Before we get into this week’s tech tip, I want to present a nice little keyboard case for the IPad 2 — I was looking for an inexpensive way to protect my IPad, and give me access to a real keyboard (one that wouldn’t take up 1/2 the screen whenever I needed to type). In an earlier post about the Burlington 1:1 summit, we mentioned a case we saw during a presentation – it turned the IPad into what looked like a little laptop: the Clamshell. It was very nice, but 150 bucks was more than I wanted to spend.
Enter New Trent. Here’s their case:
It’s relatively light and compact, and the IPad can sit either horizontally or vertically.
It has three different angles that you can set: 45, 60, or 75 degrees, and the keyboard can be removed from the stand for independent use.
The case snaps on easily (once you remove the rubber sleeve our school Ipads have), and it gives full protection to the IPad, with a solid shell all around.
Also, when you close the IPad into the case, the unit turns off; similarly, it turns on as soon as you open the case for use.
Cost? 40 bucks with shipping included on Amazon — a solid value, and I’ve been quite happy with the results (minus the incredibly poor English in the manual)…
I’ve struggled with having extra help reach a range of students — many can’t or don’t stay after, and the twenty minutes or so at lunch is really limited. I already have my students do a lot of work on Google Docs and, as I detailed in the Google Docs PD I ran a while back (and detailed in a post on another blog), I use Google Docs as a digital white board, where I can save each class’ board notes and make them accessible to all students.
The next logical step was to use the same format for extra help sessions. Here’s how I set it up:

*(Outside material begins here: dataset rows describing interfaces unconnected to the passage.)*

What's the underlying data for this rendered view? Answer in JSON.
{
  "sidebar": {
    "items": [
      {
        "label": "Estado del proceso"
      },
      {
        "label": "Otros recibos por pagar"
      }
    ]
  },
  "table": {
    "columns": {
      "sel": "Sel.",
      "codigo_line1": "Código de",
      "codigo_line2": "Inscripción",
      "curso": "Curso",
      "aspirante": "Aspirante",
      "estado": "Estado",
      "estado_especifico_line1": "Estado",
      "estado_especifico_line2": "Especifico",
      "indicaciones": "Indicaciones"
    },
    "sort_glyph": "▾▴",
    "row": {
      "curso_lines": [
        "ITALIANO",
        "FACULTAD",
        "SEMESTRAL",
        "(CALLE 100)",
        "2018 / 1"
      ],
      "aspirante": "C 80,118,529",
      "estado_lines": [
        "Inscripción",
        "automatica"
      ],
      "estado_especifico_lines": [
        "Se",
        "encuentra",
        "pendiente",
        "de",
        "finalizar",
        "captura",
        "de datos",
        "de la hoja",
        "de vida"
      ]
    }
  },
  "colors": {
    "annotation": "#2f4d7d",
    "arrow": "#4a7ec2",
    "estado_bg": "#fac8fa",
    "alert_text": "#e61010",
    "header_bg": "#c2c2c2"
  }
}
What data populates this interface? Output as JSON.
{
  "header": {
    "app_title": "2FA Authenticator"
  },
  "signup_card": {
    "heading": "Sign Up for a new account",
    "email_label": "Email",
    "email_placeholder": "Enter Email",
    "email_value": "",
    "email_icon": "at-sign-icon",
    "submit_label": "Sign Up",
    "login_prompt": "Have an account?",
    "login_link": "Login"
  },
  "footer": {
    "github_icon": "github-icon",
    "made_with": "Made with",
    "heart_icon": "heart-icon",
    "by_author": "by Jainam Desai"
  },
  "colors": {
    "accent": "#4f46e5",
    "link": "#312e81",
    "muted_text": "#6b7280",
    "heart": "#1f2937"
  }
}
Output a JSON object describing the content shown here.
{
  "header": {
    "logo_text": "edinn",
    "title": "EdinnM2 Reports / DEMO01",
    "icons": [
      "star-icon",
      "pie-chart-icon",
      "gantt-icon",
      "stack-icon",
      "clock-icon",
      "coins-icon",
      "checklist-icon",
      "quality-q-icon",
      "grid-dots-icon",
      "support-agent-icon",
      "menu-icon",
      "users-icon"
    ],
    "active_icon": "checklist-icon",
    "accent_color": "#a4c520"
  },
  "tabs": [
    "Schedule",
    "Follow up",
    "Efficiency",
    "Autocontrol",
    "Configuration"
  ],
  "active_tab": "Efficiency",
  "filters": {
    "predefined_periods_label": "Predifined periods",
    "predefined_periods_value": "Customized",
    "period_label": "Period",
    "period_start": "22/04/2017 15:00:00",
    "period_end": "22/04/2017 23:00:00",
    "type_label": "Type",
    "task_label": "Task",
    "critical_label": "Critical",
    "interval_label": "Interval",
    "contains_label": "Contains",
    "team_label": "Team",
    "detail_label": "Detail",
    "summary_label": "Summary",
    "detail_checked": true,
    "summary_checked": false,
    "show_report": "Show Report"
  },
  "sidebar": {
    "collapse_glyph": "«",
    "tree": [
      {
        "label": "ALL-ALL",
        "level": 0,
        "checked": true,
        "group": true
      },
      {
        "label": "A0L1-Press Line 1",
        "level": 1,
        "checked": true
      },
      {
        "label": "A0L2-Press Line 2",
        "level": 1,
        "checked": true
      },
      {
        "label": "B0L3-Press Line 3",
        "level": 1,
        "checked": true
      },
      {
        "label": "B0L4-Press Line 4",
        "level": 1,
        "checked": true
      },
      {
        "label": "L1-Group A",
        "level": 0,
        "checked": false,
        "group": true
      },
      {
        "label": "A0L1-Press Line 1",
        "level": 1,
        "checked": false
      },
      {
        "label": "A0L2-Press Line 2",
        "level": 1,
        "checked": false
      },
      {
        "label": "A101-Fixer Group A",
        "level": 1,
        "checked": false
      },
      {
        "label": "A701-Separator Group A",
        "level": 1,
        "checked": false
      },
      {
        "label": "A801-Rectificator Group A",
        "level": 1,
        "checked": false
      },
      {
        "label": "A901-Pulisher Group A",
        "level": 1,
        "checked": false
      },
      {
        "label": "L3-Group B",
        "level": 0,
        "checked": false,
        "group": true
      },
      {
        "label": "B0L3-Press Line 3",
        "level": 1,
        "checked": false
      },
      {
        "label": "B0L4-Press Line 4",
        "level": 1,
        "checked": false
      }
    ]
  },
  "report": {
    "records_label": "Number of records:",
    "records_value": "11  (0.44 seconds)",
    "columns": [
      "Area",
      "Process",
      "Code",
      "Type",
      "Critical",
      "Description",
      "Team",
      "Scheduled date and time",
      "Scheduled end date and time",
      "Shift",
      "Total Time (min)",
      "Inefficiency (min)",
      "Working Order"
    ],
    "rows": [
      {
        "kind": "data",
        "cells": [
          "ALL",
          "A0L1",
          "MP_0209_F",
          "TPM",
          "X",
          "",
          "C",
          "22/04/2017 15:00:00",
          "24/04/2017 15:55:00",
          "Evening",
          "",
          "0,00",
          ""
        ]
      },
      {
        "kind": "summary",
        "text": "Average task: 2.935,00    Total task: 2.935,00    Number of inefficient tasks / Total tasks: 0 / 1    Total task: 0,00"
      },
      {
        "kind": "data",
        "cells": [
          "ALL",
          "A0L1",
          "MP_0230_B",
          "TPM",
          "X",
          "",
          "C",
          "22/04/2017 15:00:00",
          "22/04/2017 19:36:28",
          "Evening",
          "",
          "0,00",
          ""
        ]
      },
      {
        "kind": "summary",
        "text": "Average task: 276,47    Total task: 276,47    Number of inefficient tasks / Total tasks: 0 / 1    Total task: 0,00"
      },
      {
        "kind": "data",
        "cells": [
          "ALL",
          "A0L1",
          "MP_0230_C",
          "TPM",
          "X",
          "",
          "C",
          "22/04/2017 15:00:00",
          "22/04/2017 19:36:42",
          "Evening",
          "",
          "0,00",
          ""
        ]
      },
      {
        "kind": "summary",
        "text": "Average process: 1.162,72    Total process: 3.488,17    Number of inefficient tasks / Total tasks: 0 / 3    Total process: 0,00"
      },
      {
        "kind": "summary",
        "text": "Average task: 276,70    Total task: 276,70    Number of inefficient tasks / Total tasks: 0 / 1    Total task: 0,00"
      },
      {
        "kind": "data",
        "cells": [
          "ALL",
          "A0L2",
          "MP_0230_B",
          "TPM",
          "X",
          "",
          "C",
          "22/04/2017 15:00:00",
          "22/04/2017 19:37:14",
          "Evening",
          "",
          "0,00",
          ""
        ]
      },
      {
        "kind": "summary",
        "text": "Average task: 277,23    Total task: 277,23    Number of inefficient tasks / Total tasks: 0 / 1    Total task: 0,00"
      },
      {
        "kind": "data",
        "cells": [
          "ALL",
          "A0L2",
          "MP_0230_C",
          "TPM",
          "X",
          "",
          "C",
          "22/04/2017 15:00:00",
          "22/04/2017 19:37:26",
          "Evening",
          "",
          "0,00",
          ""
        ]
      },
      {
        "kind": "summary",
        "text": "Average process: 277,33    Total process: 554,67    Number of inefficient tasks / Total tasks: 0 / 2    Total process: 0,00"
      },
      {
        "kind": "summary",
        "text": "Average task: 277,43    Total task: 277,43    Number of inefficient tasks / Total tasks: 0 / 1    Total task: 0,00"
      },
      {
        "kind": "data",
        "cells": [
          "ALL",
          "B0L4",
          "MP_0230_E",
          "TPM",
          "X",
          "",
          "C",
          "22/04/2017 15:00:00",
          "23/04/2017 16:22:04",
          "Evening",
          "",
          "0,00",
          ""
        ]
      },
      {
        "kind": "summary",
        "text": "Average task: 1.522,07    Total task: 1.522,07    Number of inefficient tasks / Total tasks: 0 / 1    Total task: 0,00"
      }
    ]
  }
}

First, I created a new Google Doc. I set it up with an embedded table, like shown to the left here. On one side, a student could post a question. On the other side, I post an answer. Up top, I list the session topic, and when the office hours will be “open.”
Next, I change the sharing setting to public on the web, anyone can edit.
I then post the link — for my classes, I put it on the team’s discussion board, and advertise the help session in my class, where I list my homework.
If I were to give them the link in class, I would first copy the page address from Google Docs into tinyurl.com and shorten to something easy, like “LTPHelp” for the one on the left here.
Then, for that hour of time (I generally run mine from 8 to 9), I have my computer open at home, and I periodically check for any questions. I can immediately see how many people are on the document, and if anyone is typing. You can see the full extra help document here.
Why do online hours? I’ve noted a number of benefits, including:
- much higher student involvement. My last session had over twenty students in attendance, for part or all of the session. A number of students pop in and just observe – reading through the questions and answers to help their own understanding.
- I can reach the students when they need the help most. Before an assessment is due, or in the midst of a big assignment, I can be available for those last minute questions or big concerns.
- Student posts are anonymous – no sign in is required. Why is this a good thing? Some students feel awkward about asking questions. Here, no one knows who is doing the asking, including me. I find this liberating – often, we have preconceived notions about what a particular student should or should not know… here, the playing field is leveled.
- After the session ends, I can turn off the editing permission, and post the link to the session – now every student can have access to the questions and answers from the session, and I can refer back to the questions in class.
- Beyond this, these sessions train the students for a format that they will see more and more as they move through high school and beyond.